■ Problem to solve: Give every line from the entries that contains "Number".

■ Data for review:
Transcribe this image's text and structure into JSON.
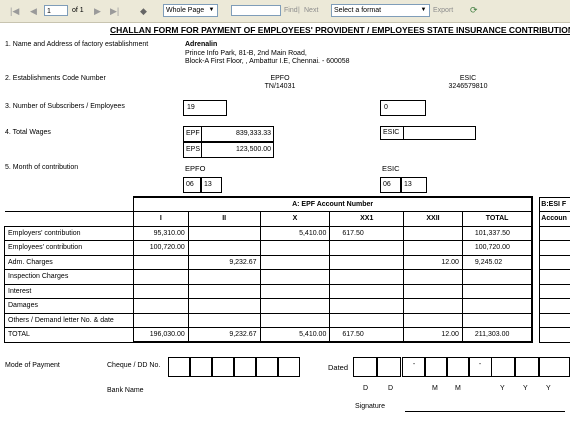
{
  "toolbar": {
    "page_value": "1",
    "page_of": "of 1",
    "zoom": "Whole Page",
    "find_placeholder": "",
    "find_label": "Find",
    "next_label": "Next",
    "separator": "|",
    "format_select": "Select a format",
    "export_label": "Export"
  },
  "form": {
    "title": "CHALLAN FORM FOR PAYMENT OF EMPLOYEES' PROVIDENT / EMPLOYEES STATE INSURANCE CONTRIBUTION",
    "s1_label": "1. Name and Address of factory establishment",
    "company_name": "Adrenalin",
    "address_line1": "Prince Info Park, 81-B, 2nd Main Road,",
    "address_line2": "Block-A First Floor, , Ambattur I.E, Chennai. - 600058",
    "s2_label": "2. Establishments Code Number",
    "epfo_head": "EPFO",
    "epfo_code": "TN/14031",
    "esic_head": "ESIC",
    "esic_code": "3246579810",
    "s3_label": "3. Number of Subscribers / Employees",
    "subscribers_epf": "19",
    "subscribers_esic": "0",
    "s4_label": "4. Total Wages",
    "epf_tag": "EPF",
    "epf_wages": "839,333.33",
    "eps_tag": "EPS",
    "eps_wages": "123,500.00",
    "esic_tag": "ESIC",
    "esic_wages": "",
    "s5_label": "5. Month of contribution",
    "epfo_label": "EPFO",
    "esic_label": "ESIC",
    "epfo_month": "06",
    "epfo_year": "13",
    "esic_month": "06",
    "esic_year": "13"
  },
  "table": {
    "group_header": "A: EPF Account Number",
    "right_group_header": "B:ESI F",
    "right_sub_header": "Accoun",
    "columns": [
      "I",
      "II",
      "X",
      "XX1",
      "XXII",
      "TOTAL"
    ],
    "rows": [
      {
        "label": "Employers' contribution",
        "cells": [
          "95,310.00",
          "",
          "5,410.00",
          "617.50",
          "",
          "101,337.50"
        ]
      },
      {
        "label": "Employees' contribution",
        "cells": [
          "100,720.00",
          "",
          "",
          "",
          "",
          "100,720.00"
        ]
      },
      {
        "label": "Adm. Charges",
        "cells": [
          "",
          "9,232.67",
          "",
          "",
          "12.00",
          "9,245.02"
        ]
      },
      {
        "label": "Inspection Charges",
        "cells": [
          "",
          "",
          "",
          "",
          "",
          ""
        ]
      },
      {
        "label": "Interest",
        "cells": [
          "",
          "",
          "",
          "",
          "",
          ""
        ]
      },
      {
        "label": "Damages",
        "cells": [
          "",
          "",
          "",
          "",
          "",
          ""
        ]
      },
      {
        "label": "Others / Demand letter No. & date",
        "cells": [
          "",
          "",
          "",
          "",
          "",
          ""
        ]
      },
      {
        "label": "TOTAL",
        "cells": [
          "196,030.00",
          "9,232.67",
          "5,410.00",
          "617.50",
          "12.00",
          "211,303.00"
        ]
      }
    ]
  },
  "payment": {
    "mode_label": "Mode of Payment",
    "cheque_label": "Cheque / DD No.",
    "dated_label": "Dated",
    "dash": "-",
    "date_letters": [
      "D",
      "D",
      "M",
      "M",
      "Y",
      "Y",
      "Y"
    ],
    "bank_label": "Bank Name",
    "signature_label": "Signature"
  }
}
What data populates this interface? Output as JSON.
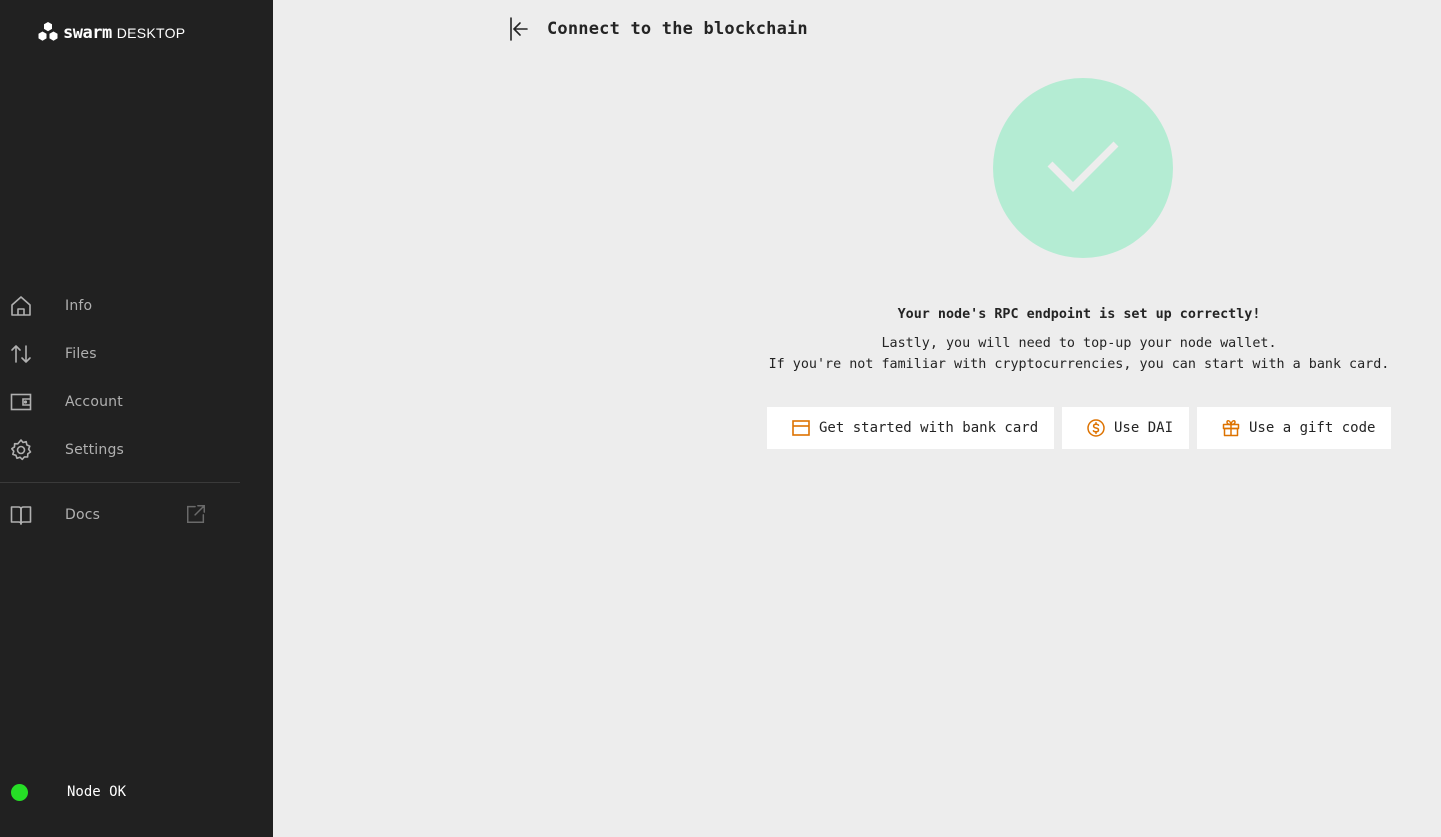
{
  "app": {
    "brand": "swarm",
    "brand_sub": "DESKTOP"
  },
  "sidebar": {
    "items": [
      {
        "label": "Info",
        "icon": "home-icon"
      },
      {
        "label": "Files",
        "icon": "arrows-up-down-icon"
      },
      {
        "label": "Account",
        "icon": "wallet-icon"
      },
      {
        "label": "Settings",
        "icon": "gear-icon"
      }
    ],
    "docs": {
      "label": "Docs",
      "icon": "book-icon",
      "external_icon": "external-link-icon"
    },
    "status": {
      "text": "Node OK",
      "color": "#26de26"
    }
  },
  "header": {
    "title": "Connect to the blockchain",
    "back_icon": "arrow-left-icon"
  },
  "main": {
    "success_icon": "checkmark-icon",
    "success_color": "#b4ecd3",
    "message_title": "Your node's RPC endpoint is set up correctly!",
    "message_line1": "Lastly, you will need to top-up your node wallet.",
    "message_line2": "If you're not familiar with cryptocurrencies, you can start with a bank card.",
    "buttons": [
      {
        "label": "Get started with bank card",
        "icon": "credit-card-icon"
      },
      {
        "label": "Use DAI",
        "icon": "dollar-coin-icon"
      },
      {
        "label": "Use a gift code",
        "icon": "gift-icon"
      }
    ],
    "accent_color": "#dd7200"
  }
}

■ Result for this exercise:
    "s2_label": "2. Establishments Code Number",
    "s3_label": "3. Number of Subscribers / Employees",
    "group_header": "A: EPF Account Number",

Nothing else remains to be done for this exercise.